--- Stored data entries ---

━━━

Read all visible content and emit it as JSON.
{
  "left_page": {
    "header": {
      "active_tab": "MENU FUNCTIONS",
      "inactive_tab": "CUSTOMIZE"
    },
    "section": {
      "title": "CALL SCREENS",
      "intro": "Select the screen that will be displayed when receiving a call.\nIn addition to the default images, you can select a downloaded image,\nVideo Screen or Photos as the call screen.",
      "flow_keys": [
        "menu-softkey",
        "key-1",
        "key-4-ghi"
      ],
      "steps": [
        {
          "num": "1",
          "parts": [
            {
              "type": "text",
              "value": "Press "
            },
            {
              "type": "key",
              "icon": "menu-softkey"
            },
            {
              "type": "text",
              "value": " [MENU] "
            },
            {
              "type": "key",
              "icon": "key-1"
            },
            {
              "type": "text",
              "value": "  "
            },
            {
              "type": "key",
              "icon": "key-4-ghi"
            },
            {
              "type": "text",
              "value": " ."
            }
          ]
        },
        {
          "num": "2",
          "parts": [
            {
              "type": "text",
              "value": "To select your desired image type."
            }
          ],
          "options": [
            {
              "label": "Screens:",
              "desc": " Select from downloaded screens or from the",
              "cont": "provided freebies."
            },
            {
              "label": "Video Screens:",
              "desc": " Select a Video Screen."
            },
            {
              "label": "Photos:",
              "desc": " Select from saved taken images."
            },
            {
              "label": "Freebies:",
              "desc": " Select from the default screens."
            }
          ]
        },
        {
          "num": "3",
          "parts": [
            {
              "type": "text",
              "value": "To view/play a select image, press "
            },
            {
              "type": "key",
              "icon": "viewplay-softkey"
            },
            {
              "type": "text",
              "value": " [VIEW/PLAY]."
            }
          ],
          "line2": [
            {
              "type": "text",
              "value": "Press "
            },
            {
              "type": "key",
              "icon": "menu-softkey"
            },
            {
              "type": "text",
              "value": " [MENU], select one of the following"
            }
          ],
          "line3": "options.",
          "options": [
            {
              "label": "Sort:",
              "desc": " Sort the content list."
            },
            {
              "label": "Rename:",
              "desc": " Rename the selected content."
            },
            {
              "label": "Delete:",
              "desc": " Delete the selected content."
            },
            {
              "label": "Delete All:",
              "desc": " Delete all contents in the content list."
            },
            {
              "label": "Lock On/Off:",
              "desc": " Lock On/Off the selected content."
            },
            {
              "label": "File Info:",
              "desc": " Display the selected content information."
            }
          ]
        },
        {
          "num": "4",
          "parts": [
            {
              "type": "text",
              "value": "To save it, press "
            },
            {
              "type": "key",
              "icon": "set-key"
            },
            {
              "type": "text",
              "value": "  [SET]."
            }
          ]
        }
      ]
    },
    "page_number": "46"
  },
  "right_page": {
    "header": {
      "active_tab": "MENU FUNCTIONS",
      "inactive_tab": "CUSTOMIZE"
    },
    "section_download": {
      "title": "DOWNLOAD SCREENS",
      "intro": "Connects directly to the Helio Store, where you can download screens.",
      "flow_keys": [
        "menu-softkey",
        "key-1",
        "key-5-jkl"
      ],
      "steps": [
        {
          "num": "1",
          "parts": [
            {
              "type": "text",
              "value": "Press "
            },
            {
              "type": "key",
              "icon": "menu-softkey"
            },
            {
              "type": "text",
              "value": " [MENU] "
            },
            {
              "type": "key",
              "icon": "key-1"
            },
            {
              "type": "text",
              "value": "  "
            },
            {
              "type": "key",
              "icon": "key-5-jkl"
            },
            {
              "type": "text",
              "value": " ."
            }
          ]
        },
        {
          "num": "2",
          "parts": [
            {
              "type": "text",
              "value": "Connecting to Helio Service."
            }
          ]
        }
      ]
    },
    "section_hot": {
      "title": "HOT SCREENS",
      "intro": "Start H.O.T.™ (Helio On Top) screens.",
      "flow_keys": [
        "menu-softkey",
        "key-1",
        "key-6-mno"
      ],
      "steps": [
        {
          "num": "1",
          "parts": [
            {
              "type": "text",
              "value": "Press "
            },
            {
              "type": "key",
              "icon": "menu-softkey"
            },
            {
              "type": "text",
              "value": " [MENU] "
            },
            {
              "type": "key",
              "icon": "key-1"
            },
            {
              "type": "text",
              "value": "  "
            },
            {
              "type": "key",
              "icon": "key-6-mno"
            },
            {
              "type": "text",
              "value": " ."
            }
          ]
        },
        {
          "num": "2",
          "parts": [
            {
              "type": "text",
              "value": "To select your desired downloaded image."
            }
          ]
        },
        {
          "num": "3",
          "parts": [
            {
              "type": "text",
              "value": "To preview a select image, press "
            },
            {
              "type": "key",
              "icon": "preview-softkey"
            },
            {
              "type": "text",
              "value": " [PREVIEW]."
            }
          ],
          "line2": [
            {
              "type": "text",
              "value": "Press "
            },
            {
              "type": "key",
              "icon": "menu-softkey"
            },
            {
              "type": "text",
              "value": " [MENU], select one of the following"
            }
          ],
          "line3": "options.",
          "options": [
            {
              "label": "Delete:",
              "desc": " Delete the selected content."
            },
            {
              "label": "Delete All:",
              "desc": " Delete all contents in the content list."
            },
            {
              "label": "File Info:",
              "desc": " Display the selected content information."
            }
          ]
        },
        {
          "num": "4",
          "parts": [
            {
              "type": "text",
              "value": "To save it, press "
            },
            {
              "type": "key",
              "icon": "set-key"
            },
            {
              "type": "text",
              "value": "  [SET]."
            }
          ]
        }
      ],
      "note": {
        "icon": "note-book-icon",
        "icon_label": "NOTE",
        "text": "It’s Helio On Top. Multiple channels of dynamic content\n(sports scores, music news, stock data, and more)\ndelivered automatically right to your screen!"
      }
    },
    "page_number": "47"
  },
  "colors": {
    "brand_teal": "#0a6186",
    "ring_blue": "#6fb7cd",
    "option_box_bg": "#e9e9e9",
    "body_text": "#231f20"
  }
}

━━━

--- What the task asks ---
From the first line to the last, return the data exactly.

--- Exercise response ---
Read all visible content and emit it as JSON.
{
  "left_page": {
    "header": {
      "active_tab": "MENU FUNCTIONS",
      "inactive_tab": "CUSTOMIZE"
    },
    "section": {
      "title": "CALL SCREENS",
      "intro": "Select the screen that will be displayed when receiving a call.\nIn addition to the default images, you can select a downloaded image,\nVideo Screen or Photos as the call screen.",
      "flow_keys": [
        "menu-softkey",
        "key-1",
        "key-4-ghi"
      ],
      "steps": [
        {
          "num": "1",
          "parts": [
            {
              "type": "text",
              "value": "Press "
            },
            {
              "type": "key",
              "icon": "menu-softkey"
            },
            {
              "type": "text",
              "value": " [MENU] "
            },
            {
              "type": "key",
              "icon": "key-1"
            },
            {
              "type": "text",
              "value": "  "
            },
            {
              "type": "key",
              "icon": "key-4-ghi"
            },
            {
              "type": "text",
              "value": " ."
            }
          ]
        },
        {
          "num": "2",
          "parts": [
            {
              "type": "text",
              "value": "To select your desired image type."
            }
          ],
          "options": [
            {
              "label": "Screens:",
              "desc": " Select from downloaded screens or from the",
              "cont": "provided freebies."
            },
            {
              "label": "Video Screens:",
              "desc": " Select a Video Screen."
            },
            {
              "label": "Photos:",
              "desc": " Select from saved taken images."
            },
            {
              "label": "Freebies:",
              "desc": " Select from the default screens."
            }
          ]
        },
        {
          "num": "3",
          "parts": [
            {
              "type": "text",
              "value": "To view/play a select image, press "
            },
            {
              "type": "key",
              "icon": "viewplay-softkey"
            },
            {
              "type": "text",
              "value": " [VIEW/PLAY]."
            }
          ],
          "line2": [
            {
              "type": "text",
              "value": "Press "
            },
            {
              "type": "key",
              "icon": "menu-softkey"
            },
            {
              "type": "text",
              "value": " [MENU], select one of the following"
            }
          ],
          "line3": "options.",
          "options": [
            {
              "label": "Sort:",
              "desc": " Sort the content list."
            },
            {
              "label": "Rename:",
              "desc": " Rename the selected content."
            },
            {
              "label": "Delete:",
              "desc": " Delete the selected content."
            },
            {
              "label": "Delete All:",
              "desc": " Delete all contents in the content list."
            },
            {
              "label": "Lock On/Off:",
              "desc": " Lock On/Off the selected content."
            },
            {
              "label": "File Info:",
              "desc": " Display the selected content information."
            }
          ]
        },
        {
          "num": "4",
          "parts": [
            {
              "type": "text",
              "value": "To save it, press "
            },
            {
              "type": "key",
              "icon": "set-key"
            },
            {
              "type": "text",
              "value": "  [SET]."
            }
          ]
        }
      ]
    },
    "page_number": "46"
  },
  "right_page": {
    "header": {
      "active_tab": "MENU FUNCTIONS",
      "inactive_tab": "CUSTOMIZE"
    },
    "section_download": {
      "title": "DOWNLOAD SCREENS",
      "intro": "Connects directly to the Helio Store, where you can download screens.",
      "flow_keys": [
        "menu-softkey",
        "key-1",
        "key-5-jkl"
      ],
      "steps": [
        {
          "num": "1",
          "parts": [
            {
              "type": "text",
              "value": "Press "
            },
            {
              "type": "key",
              "icon": "menu-softkey"
            },
            {
              "type": "text",
              "value": " [MENU] "
            },
            {
              "type": "key",
              "icon": "key-1"
            },
            {
              "type": "text",
              "value": "  "
            },
            {
              "type": "key",
              "icon": "key-5-jkl"
            },
            {
              "type": "text",
              "value": " ."
            }
          ]
        },
        {
          "num": "2",
          "parts": [
            {
              "type": "text",
              "value": "Connecting to Helio Service."
            }
          ]
        }
      ]
    },
    "section_hot": {
      "title": "HOT SCREENS",
      "intro": "Start H.O.T.™ (Helio On Top) screens.",
      "flow_keys": [
        "menu-softkey",
        "key-1",
        "key-6-mno"
      ],
      "steps": [
        {
          "num": "1",
          "parts": [
            {
              "type": "text",
              "value": "Press "
            },
            {
              "type": "key",
              "icon": "menu-softkey"
            },
            {
              "type": "text",
              "value": " [MENU] "
            },
            {
              "type": "key",
              "icon": "key-1"
            },
            {
              "type": "text",
              "value": "  "
            },
            {
              "type": "key",
              "icon": "key-6-mno"
            },
            {
              "type": "text",
              "value": " ."
            }
          ]
        },
        {
          "num": "2",
          "parts": [
            {
              "type": "text",
              "value": "To select your desired downloaded image."
            }
          ]
        },
        {
          "num": "3",
          "parts": [
            {
              "type": "text",
              "value": "To preview a select image, press "
            },
            {
              "type": "key",
              "icon": "preview-softkey"
            },
            {
              "type": "text",
              "value": " [PREVIEW]."
            }
          ],
          "line2": [
            {
              "type": "text",
              "value": "Press "
            },
            {
              "type": "key",
              "icon": "menu-softkey"
            },
            {
              "type": "text",
              "value": " [MENU], select one of the following"
            }
          ],
          "line3": "options.",
          "options": [
            {
              "label": "Delete:",
              "desc": " Delete the selected content."
            },
            {
              "label": "Delete All:",
              "desc": " Delete all contents in the content list."
            },
            {
              "label": "File Info:",
              "desc": " Display the selected content information."
            }
          ]
        },
        {
          "num": "4",
          "parts": [
            {
              "type": "text",
              "value": "To save it, press "
            },
            {
              "type": "key",
              "icon": "set-key"
            },
            {
              "type": "text",
              "value": "  [SET]."
            }
          ]
        }
      ],
      "note": {
        "icon": "note-book-icon",
        "icon_label": "NOTE",
        "text": "It’s Helio On Top. Multiple channels of dynamic content\n(sports scores, music news, stock data, and more)\ndelivered automatically right to your screen!"
      }
    },
    "page_number": "47"
  },
  "colors": {
    "brand_teal": "#0a6186",
    "ring_blue": "#6fb7cd",
    "option_box_bg": "#e9e9e9",
    "body_text": "#231f20"
  }
}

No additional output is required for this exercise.